By this point in his career, George was well established as one of the premiere artists of his generation. Among the comic faithful, he was a bonafide superstar. Here I was, not quite understanding why he had a modest gathering of people making conversation with him (although I did buy an Infinity Gauntlet #6 for him to sign. Since he didn’t want to write on the comic, he autographed a card instead, both of which I still own). All I knew was that he was doing what I hoped to do. And I was so nervous about the experience. I had no idea how to approach him.
It’s been about 30 years since this happened, so I won’t pretend to have the entire experience ingrained in my memory. What I recall is that George seemed a bit bored with an endless conversation about the impact of mutants on the superhero landscape. I patiently waited my turn to introduce myself. I asked for advice on how to get started, and George was as amicable and pleasant to me as I could have asked for. Our conversation probably didn’t last for more than a few minutes, but it felt like an hour for a starstruck kid.
What really stuck with me the most was that he was genuinely interested in seeing my drawings. I didn’t have much of a portfolio, and most of them were copies of other people’s drawings (there may have been an original portrait of my cat, if I recall). The next day, I begged my mother to take me back to the mall to show George my little portfolio. To give my mom credit, she was as excited as I was. No, she wasn’t a comic fan by any stretch, but she shared my enthusiasm. When I got back to George’s booth, he remembered me, and he took the time to give each drawing a close inspection. He patted me on the back, and he recommended that I take some art and anatomy classes when I got older, but that’s not what stands out to me. All these years later, it’s the man’s heart that I remember more than his words. Just him taking the time to be nice to a kid with little artistic talent speaks volumes.
While the encounter was brief, and I doubt any of it stands out to him, the impact he had on me has been more extensive than I realized at the time. He was the first comic artist I had the chance to meet, and it facilitated a lifelong love for the hobby. Here I am, making a living writing about comics, and it’s that brief moment that, looking back, I can see was pivotal. At that impressionable age, a snarky comment would have destroyed my self esteem, and I would have been done with comics and art. Instead, I walked away from the mall that day with my head held high, and all it took was a few kind words.
On the off chance that he ever sees this blog, thank you, George. Your kindness has meant more than you know.

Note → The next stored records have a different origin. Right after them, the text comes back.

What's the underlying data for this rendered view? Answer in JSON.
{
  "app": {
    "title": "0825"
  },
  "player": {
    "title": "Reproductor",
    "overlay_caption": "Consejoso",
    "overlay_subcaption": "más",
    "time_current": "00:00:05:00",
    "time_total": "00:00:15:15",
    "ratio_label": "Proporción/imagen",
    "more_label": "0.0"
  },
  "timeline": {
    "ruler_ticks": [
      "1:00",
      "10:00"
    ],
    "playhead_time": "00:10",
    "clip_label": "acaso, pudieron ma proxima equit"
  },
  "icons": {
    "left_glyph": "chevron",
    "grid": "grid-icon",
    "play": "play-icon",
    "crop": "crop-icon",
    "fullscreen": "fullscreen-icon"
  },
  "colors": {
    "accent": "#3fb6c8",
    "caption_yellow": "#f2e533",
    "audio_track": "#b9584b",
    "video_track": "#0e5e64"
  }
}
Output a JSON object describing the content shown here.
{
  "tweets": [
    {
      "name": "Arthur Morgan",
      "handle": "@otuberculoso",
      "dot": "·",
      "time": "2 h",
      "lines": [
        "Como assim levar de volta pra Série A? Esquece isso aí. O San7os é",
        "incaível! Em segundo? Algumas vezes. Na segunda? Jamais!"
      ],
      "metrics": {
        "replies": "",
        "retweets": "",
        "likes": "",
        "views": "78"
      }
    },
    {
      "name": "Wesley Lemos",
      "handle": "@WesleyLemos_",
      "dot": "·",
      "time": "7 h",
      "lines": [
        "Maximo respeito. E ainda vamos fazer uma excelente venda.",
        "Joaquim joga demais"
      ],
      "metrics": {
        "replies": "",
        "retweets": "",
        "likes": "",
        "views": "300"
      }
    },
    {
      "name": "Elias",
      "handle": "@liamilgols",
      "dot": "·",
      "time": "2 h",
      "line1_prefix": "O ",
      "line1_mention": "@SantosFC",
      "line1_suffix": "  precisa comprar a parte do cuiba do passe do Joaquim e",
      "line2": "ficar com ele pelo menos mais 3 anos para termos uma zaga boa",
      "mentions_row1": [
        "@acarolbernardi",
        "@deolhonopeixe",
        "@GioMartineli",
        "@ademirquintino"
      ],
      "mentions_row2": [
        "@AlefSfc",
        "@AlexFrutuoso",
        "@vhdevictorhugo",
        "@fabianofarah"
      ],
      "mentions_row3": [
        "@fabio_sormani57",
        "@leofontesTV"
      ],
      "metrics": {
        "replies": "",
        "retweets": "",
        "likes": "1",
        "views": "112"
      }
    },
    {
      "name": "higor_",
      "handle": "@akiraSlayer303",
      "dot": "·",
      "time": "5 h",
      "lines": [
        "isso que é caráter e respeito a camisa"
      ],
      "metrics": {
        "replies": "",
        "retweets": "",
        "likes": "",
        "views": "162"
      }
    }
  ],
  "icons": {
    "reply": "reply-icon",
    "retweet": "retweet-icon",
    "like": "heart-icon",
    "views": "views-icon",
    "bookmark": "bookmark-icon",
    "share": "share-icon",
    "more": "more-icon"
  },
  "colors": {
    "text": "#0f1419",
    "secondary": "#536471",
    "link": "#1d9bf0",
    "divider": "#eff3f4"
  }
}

Matt Tuck is the author of the novel, Lost Bones of the Dead. He is a professional writer, avid comic collector, former teacher, and the Blogger Supreme. You can follow him on his Facebook page, The Comic Blog, or on Instagram at matt.tuck.writer.